Excerpted data Start Marker
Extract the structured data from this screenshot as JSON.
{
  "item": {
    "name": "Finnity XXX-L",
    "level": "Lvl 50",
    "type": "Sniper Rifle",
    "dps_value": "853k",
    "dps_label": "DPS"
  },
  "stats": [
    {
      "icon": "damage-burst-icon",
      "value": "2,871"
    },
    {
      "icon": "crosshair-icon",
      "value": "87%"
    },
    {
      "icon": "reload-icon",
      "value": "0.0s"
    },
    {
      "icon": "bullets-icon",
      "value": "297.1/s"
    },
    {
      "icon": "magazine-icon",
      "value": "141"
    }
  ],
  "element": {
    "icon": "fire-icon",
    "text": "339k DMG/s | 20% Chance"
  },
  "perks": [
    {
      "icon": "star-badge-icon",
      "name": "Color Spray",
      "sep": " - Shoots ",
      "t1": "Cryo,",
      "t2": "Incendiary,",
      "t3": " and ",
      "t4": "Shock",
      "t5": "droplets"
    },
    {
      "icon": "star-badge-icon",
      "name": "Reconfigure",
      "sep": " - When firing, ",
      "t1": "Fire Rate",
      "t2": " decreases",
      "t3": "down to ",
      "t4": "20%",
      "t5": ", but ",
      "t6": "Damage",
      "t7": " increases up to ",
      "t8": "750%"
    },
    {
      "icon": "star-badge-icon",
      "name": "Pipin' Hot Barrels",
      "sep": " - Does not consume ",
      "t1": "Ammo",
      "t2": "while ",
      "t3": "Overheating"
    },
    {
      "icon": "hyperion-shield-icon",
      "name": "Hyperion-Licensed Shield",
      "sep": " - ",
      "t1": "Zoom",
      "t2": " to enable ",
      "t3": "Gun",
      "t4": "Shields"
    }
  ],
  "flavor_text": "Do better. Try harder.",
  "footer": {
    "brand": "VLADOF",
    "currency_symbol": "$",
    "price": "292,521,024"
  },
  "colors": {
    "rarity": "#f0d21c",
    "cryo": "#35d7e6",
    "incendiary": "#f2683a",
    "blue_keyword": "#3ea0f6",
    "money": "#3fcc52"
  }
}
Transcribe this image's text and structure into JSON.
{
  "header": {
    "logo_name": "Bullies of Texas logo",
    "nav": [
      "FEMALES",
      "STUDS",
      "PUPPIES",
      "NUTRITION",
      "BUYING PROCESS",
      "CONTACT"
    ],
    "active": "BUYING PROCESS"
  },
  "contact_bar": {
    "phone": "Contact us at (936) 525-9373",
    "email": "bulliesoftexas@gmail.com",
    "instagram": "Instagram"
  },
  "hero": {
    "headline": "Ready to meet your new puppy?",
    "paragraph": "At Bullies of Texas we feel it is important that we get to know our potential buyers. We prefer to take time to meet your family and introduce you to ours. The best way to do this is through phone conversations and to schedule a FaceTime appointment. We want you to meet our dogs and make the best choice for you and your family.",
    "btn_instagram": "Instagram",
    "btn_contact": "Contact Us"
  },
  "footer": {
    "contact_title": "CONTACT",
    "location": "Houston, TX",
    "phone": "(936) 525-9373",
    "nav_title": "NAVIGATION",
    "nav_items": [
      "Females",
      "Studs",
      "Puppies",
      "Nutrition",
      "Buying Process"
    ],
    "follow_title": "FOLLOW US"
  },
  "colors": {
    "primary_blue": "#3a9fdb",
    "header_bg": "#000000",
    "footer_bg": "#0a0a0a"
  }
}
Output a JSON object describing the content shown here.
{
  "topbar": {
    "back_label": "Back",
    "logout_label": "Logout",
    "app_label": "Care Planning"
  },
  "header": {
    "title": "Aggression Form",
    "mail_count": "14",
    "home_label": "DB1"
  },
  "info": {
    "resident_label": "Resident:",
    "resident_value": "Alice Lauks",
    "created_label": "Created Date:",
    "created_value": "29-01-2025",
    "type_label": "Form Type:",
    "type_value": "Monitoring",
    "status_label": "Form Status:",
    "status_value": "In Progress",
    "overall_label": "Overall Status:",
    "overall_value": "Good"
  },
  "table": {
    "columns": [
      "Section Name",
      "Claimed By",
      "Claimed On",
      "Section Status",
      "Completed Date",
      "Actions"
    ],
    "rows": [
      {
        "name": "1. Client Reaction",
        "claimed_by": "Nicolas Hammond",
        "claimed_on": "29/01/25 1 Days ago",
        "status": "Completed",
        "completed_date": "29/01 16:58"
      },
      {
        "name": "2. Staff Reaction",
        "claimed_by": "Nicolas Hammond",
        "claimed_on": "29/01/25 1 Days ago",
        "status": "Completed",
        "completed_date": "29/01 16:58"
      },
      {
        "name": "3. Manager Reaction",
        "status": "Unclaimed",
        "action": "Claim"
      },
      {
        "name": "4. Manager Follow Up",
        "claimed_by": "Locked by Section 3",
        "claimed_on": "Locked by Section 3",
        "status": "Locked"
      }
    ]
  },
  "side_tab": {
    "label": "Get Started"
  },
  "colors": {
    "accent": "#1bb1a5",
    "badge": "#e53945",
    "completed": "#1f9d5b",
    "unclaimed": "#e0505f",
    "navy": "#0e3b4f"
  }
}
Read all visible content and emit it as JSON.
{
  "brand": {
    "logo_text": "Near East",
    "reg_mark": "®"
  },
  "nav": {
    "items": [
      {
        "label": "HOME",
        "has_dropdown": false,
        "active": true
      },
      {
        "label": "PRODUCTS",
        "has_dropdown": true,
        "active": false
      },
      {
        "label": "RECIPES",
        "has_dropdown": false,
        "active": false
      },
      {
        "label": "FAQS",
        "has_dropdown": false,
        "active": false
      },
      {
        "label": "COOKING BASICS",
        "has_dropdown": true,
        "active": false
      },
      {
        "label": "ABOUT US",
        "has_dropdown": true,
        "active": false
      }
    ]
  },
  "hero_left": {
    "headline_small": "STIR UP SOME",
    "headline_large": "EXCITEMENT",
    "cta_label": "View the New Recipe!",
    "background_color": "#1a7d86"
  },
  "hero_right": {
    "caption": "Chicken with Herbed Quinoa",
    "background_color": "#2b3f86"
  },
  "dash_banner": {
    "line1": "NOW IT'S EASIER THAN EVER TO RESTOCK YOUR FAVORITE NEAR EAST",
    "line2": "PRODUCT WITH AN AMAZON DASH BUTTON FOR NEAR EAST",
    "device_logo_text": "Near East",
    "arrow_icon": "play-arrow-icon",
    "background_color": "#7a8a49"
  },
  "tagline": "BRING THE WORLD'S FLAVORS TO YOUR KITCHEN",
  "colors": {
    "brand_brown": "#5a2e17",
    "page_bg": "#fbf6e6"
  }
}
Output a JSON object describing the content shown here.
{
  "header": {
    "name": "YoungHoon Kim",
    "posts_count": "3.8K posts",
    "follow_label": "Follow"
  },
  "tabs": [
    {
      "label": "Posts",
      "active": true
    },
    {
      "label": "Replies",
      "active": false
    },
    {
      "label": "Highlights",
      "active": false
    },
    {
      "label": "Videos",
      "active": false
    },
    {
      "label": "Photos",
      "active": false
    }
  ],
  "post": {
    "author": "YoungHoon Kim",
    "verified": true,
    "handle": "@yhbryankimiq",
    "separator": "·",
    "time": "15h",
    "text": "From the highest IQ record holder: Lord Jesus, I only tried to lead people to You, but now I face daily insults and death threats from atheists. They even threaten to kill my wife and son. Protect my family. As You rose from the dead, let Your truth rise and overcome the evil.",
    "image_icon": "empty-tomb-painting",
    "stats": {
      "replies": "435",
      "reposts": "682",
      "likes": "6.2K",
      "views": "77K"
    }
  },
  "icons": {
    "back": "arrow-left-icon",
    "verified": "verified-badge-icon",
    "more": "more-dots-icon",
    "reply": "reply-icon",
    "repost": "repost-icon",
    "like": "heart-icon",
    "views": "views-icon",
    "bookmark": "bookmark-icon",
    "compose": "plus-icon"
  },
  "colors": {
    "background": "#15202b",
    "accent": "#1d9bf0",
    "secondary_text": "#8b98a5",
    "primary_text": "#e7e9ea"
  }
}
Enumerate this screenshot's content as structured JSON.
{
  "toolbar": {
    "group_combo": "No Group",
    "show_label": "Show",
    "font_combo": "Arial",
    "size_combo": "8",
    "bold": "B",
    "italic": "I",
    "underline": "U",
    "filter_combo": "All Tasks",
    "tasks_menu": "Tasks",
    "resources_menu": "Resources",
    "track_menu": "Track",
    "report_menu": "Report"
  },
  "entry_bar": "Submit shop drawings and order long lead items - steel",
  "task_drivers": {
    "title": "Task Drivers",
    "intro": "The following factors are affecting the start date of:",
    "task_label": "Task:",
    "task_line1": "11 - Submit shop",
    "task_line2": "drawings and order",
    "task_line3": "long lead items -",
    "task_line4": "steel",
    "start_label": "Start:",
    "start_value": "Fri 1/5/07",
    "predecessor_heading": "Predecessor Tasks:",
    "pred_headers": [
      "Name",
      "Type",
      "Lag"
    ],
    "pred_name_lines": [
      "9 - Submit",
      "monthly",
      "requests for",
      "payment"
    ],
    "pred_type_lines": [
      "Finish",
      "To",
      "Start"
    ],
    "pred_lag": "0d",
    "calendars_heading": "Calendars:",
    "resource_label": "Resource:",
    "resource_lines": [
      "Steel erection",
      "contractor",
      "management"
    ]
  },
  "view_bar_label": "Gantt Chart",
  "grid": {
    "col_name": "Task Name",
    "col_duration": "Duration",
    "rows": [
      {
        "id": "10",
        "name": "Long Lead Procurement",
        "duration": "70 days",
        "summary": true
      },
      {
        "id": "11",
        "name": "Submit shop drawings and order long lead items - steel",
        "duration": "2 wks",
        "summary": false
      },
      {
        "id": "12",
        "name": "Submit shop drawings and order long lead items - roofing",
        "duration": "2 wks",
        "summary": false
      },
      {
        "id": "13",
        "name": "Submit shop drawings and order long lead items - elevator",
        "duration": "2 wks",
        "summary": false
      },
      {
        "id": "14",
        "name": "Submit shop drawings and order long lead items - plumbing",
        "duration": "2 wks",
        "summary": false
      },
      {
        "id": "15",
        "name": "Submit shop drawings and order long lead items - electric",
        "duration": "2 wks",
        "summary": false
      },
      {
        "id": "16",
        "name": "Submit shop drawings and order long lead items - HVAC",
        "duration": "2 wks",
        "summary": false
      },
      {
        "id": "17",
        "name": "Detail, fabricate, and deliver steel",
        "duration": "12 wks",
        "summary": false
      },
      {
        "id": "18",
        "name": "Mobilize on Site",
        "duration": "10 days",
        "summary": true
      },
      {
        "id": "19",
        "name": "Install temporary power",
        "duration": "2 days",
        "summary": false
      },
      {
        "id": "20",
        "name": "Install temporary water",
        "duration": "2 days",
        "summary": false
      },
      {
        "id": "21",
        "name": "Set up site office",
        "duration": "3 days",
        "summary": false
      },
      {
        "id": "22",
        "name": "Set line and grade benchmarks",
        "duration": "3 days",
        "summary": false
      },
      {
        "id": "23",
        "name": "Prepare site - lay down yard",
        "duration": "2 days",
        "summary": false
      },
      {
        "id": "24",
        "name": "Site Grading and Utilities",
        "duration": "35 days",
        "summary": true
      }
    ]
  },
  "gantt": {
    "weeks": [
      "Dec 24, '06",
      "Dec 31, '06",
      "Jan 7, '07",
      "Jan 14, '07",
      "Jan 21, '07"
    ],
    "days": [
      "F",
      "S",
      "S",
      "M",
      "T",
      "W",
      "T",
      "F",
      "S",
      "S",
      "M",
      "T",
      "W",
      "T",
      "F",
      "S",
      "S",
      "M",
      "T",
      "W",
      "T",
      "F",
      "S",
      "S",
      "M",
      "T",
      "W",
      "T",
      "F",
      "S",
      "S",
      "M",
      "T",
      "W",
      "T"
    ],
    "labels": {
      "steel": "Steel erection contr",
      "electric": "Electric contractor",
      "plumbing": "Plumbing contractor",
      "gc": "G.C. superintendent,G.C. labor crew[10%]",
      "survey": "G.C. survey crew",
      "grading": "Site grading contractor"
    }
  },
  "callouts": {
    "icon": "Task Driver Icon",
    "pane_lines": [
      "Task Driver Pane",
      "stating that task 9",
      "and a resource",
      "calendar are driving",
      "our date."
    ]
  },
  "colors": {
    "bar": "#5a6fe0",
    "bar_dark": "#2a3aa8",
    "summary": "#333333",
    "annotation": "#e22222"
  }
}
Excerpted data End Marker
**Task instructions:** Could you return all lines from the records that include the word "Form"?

**Response:**
    "title": "Aggression Form",
    "type_label": "Form Type:",
    "status_label": "Form Status:",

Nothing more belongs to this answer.